**Exercise directions:**
Make an exact copy of all the entries shown below.

**Records provided:**
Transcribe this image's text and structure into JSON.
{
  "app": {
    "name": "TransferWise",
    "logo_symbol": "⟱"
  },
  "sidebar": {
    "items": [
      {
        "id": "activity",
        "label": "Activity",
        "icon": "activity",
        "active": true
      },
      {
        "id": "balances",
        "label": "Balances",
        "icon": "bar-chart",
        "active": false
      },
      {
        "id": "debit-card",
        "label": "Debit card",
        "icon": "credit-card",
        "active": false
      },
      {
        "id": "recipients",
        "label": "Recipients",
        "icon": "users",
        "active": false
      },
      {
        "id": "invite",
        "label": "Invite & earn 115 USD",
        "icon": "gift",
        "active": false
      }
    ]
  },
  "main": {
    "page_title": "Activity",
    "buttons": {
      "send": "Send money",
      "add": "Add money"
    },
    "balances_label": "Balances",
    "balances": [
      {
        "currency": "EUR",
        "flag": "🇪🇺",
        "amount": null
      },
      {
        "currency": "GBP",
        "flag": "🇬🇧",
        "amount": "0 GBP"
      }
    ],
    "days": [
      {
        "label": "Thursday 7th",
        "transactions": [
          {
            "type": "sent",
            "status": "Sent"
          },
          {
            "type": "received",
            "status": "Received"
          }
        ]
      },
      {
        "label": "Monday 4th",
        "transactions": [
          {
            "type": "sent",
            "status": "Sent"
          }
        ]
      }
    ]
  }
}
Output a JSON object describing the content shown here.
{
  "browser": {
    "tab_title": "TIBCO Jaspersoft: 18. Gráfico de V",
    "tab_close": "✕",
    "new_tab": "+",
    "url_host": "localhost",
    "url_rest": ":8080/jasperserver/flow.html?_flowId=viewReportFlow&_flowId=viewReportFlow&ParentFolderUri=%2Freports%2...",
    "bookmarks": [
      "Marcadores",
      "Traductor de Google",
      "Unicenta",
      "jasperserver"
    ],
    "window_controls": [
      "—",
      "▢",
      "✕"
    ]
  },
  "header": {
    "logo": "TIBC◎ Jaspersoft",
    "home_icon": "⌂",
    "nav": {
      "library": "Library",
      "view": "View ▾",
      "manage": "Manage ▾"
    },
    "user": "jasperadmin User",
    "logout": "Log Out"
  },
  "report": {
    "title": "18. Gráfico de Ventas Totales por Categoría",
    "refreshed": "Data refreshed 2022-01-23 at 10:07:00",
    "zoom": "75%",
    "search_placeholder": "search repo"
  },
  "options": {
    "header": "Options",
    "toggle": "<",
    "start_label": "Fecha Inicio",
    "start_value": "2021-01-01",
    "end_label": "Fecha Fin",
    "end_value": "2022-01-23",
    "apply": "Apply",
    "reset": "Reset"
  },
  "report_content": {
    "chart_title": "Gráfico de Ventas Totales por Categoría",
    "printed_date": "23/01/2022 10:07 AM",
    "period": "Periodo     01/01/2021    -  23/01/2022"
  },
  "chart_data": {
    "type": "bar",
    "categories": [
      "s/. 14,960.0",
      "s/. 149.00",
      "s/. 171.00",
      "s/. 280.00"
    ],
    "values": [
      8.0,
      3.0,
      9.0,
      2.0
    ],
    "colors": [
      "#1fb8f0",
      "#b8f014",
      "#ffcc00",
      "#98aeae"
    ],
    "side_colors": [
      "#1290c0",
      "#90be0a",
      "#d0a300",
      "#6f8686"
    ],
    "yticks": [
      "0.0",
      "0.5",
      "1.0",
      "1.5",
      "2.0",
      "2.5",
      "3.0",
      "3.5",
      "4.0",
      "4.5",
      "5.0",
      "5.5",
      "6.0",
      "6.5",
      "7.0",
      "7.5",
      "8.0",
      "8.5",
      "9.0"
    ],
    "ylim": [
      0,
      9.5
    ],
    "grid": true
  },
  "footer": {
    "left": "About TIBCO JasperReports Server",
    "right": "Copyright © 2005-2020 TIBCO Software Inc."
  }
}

**Written answer:**
Transcribe this image's text and structure into JSON.
{
  "app": {
    "name": "TransferWise",
    "logo_symbol": "⟱"
  },
  "sidebar": {
    "items": [
      {
        "id": "activity",
        "label": "Activity",
        "icon": "activity",
        "active": true
      },
      {
        "id": "balances",
        "label": "Balances",
        "icon": "bar-chart",
        "active": false
      },
      {
        "id": "debit-card",
        "label": "Debit card",
        "icon": "credit-card",
        "active": false
      },
      {
        "id": "recipients",
        "label": "Recipients",
        "icon": "users",
        "active": false
      },
      {
        "id": "invite",
        "label": "Invite & earn 115 USD",
        "icon": "gift",
        "active": false
      }
    ]
  },
  "main": {
    "page_title": "Activity",
    "buttons": {
      "send": "Send money",
      "add": "Add money"
    },
    "balances_label": "Balances",
    "balances": [
      {
        "currency": "EUR",
        "flag": "🇪🇺",
        "amount": null
      },
      {
        "currency": "GBP",
        "flag": "🇬🇧",
        "amount": "0 GBP"
      }
    ],
    "days": [
      {
        "label": "Thursday 7th",
        "transactions": [
          {
            "type": "sent",
            "status": "Sent"
          },
          {
            "type": "received",
            "status": "Received"
          }
        ]
      },
      {
        "label": "Monday 4th",
        "transactions": [
          {
            "type": "sent",
            "status": "Sent"
          }
        ]
      }
    ]
  }
}
Output a JSON object describing the content shown here.
{
  "browser": {
    "tab_title": "TIBCO Jaspersoft: 18. Gráfico de V",
    "tab_close": "✕",
    "new_tab": "+",
    "url_host": "localhost",
    "url_rest": ":8080/jasperserver/flow.html?_flowId=viewReportFlow&_flowId=viewReportFlow&ParentFolderUri=%2Freports%2...",
    "bookmarks": [
      "Marcadores",
      "Traductor de Google",
      "Unicenta",
      "jasperserver"
    ],
    "window_controls": [
      "—",
      "▢",
      "✕"
    ]
  },
  "header": {
    "logo": "TIBC◎ Jaspersoft",
    "home_icon": "⌂",
    "nav": {
      "library": "Library",
      "view": "View ▾",
      "manage": "Manage ▾"
    },
    "user": "jasperadmin User",
    "logout": "Log Out"
  },
  "report": {
    "title": "18. Gráfico de Ventas Totales por Categoría",
    "refreshed": "Data refreshed 2022-01-23 at 10:07:00",
    "zoom": "75%",
    "search_placeholder": "search repo"
  },
  "options": {
    "header": "Options",
    "toggle": "<",
    "start_label": "Fecha Inicio",
    "start_value": "2021-01-01",
    "end_label": "Fecha Fin",
    "end_value": "2022-01-23",
    "apply": "Apply",
    "reset": "Reset"
  },
  "report_content": {
    "chart_title": "Gráfico de Ventas Totales por Categoría",
    "printed_date": "23/01/2022 10:07 AM",
    "period": "Periodo     01/01/2021    -  23/01/2022"
  },
  "chart_data": {
    "type": "bar",
    "categories": [
      "s/. 14,960.0",
      "s/. 149.00",
      "s/. 171.00",
      "s/. 280.00"
    ],
    "values": [
      8.0,
      3.0,
      9.0,
      2.0
    ],
    "colors": [
      "#1fb8f0",
      "#b8f014",
      "#ffcc00",
      "#98aeae"
    ],
    "side_colors": [
      "#1290c0",
      "#90be0a",
      "#d0a300",
      "#6f8686"
    ],
    "yticks": [
      "0.0",
      "0.5",
      "1.0",
      "1.5",
      "2.0",
      "2.5",
      "3.0",
      "3.5",
      "4.0",
      "4.5",
      "5.0",
      "5.5",
      "6.0",
      "6.5",
      "7.0",
      "7.5",
      "8.0",
      "8.5",
      "9.0"
    ],
    "ylim": [
      0,
      9.5
    ],
    "grid": true
  },
  "footer": {
    "left": "About TIBCO JasperReports Server",
    "right": "Copyright © 2005-2020 TIBCO Software Inc."
  }
}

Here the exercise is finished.